They have benefitted, too, from both the exciting style of football that the club are historically known to play and having a core of well-known ex-Spurs players plying their trade in MLS. “It raises our profile. We’ve got three players in the top 10 for jersey sales - Robbie Keane, Clint Dempsey and Jermain Defoe - so we’re always well represented out there ... having seen them play with us, and then having them in MLS, you have that natural synergy.”
Yedlin’s arrival raises that profile further but, while American players provide a “connection point”, arguably what the right-back signifies more than any kind of marketability boost is how rapidly the appeal of football is growing in the States, particularly to youngsters, and there should be little fear that he is another Bongani Khumalo or Kazuyuki Toda.
Despite more kids playing football than any other sport, the vast majority of the country’s best young athletes are drawn to the holy trinity of US sports: baseball, basketball and American football.
Yedlin, though, is an exception to that rule and one of the first premier athletes to choose football over other sports. He reportedly ran the 40-yard dash in 4.2 seconds – the current combine record is held by Tennessee Titans running back Chris Johnson, who went 4.24 in 2008. That Yedlin is soon to be playing in the Premier League, rather than the NFL, marks an important shift.
“He's a great signing based purely on his footballing ability and what he can bring to Spurs and our style of play,” concludes Cullen.
“There is no doubt that he will become a focus for US audiences - even more importantly, he has shown how it is possible to come through the ranks at an MLS team and make it to the top of the game, having been a product of Sounders' academy.”

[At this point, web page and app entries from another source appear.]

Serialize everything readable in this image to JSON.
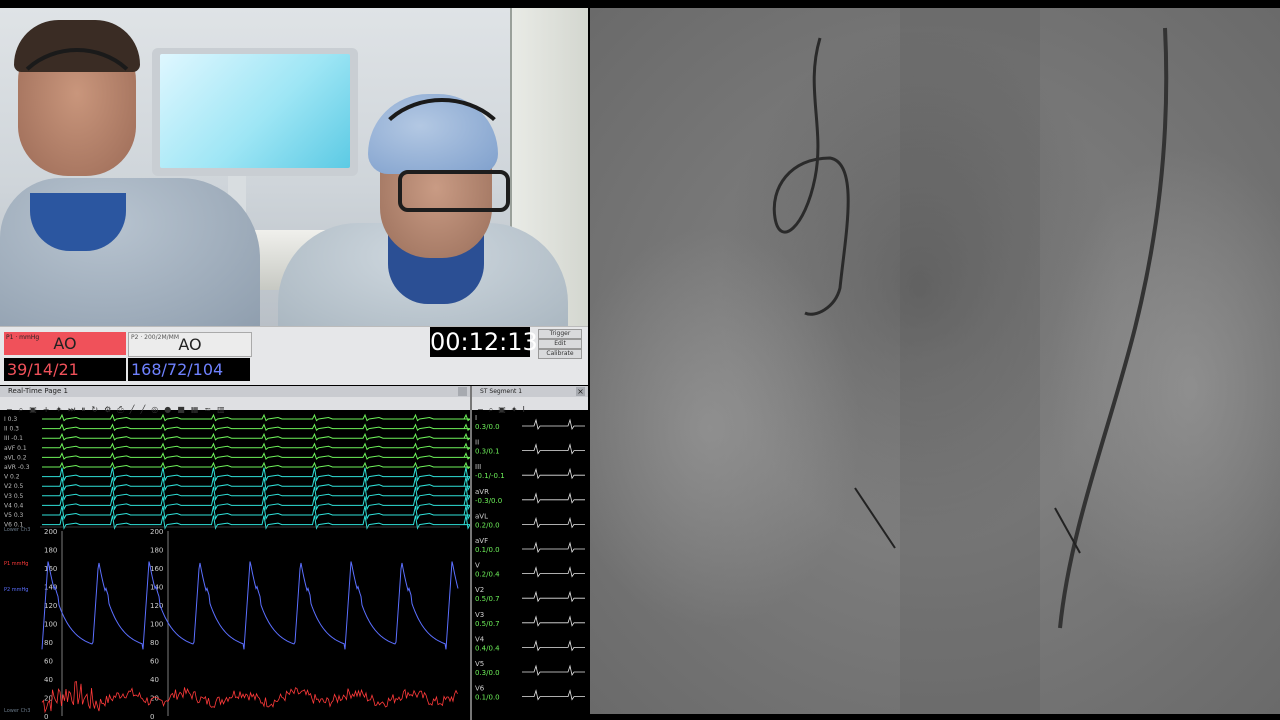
{
  "monitor": {
    "params": [
      {
        "tiny": "P1 · mmHg",
        "label": "AO",
        "value": "39/14/21",
        "color": "#f0515a"
      },
      {
        "tiny": "P2 · 200/2M/MM",
        "label": "AO",
        "value": "168/72/104",
        "color": "#6f82ff"
      }
    ],
    "clock": "00:12:13",
    "side_buttons": [
      "Trigger",
      "Edit",
      "Calibrate"
    ]
  },
  "waveform_panel": {
    "title": "Real-Time Page 1",
    "toolbar_icons": [
      "minus-icon",
      "zoom-icon",
      "save-icon",
      "plus-icon",
      "tool-icon",
      "skip-icon",
      "pause-icon",
      "refresh-icon",
      "settings-icon",
      "print-icon",
      "marker-icon",
      "marker-icon",
      "caliper-icon",
      "record-icon",
      "stop-icon",
      "image-icon",
      "wave-icon",
      "trash-icon"
    ],
    "leads": [
      {
        "name": "I",
        "gain": "0.3"
      },
      {
        "name": "II",
        "gain": "0.3"
      },
      {
        "name": "III",
        "gain": "-0.1"
      },
      {
        "name": "aVF",
        "gain": "0.1"
      },
      {
        "name": "aVL",
        "gain": "0.2"
      },
      {
        "name": "aVR",
        "gain": "-0.3"
      },
      {
        "name": "V",
        "gain": "0.2"
      },
      {
        "name": "V2",
        "gain": "0.5"
      },
      {
        "name": "V3",
        "gain": "0.5"
      },
      {
        "name": "V4",
        "gain": "0.4"
      },
      {
        "name": "V5",
        "gain": "0.3"
      },
      {
        "name": "V6",
        "gain": "0.1"
      }
    ],
    "pressure_axis": [
      "200",
      "180",
      "160",
      "140",
      "120",
      "100",
      "80",
      "60",
      "40",
      "20",
      "0"
    ],
    "pressure_side_labels": [
      "Lower Ch3",
      "P1 mmHg",
      "P2 mmHg",
      "Lower Ch3"
    ]
  },
  "st_panel": {
    "title": "ST Segment 1",
    "toolbar_icons": [
      "minus-icon",
      "zoom-icon",
      "save-icon",
      "tool-icon",
      "text-icon"
    ],
    "leads": [
      {
        "name": "I",
        "value": "0.3/0.0"
      },
      {
        "name": "II",
        "value": "0.3/0.1"
      },
      {
        "name": "III",
        "value": "-0.1/-0.1"
      },
      {
        "name": "aVR",
        "value": "-0.3/0.0"
      },
      {
        "name": "aVL",
        "value": "0.2/0.0"
      },
      {
        "name": "aVF",
        "value": "0.1/0.0"
      },
      {
        "name": "V",
        "value": "0.2/0.4"
      },
      {
        "name": "V2",
        "value": "0.5/0.7"
      },
      {
        "name": "V3",
        "value": "0.5/0.7"
      },
      {
        "name": "V4",
        "value": "0.4/0.4"
      },
      {
        "name": "V5",
        "value": "0.3/0.0"
      },
      {
        "name": "V6",
        "value": "0.1/0.0"
      }
    ]
  },
  "colors": {
    "ecg_green": "#6ef25a",
    "ecg_cyan": "#2fe0d8",
    "pressure_blue": "#5b6fff",
    "pressure_red": "#ff3a3a",
    "axis_white": "#cfcfcf"
  }
}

There is an increasingly false impression that the Premier League’s expanding relationship with the United States is just a tactic to milk an enormous American audience but Tottenham’s association with the US is very much benefiting both sides. The club have made a conscious effort to help develop the game from grassroots up and in many ways Yedlin’s arrival, far from a PR exercise, brings that work full circle, not just helping coach American youngsters but putting their faith in them too.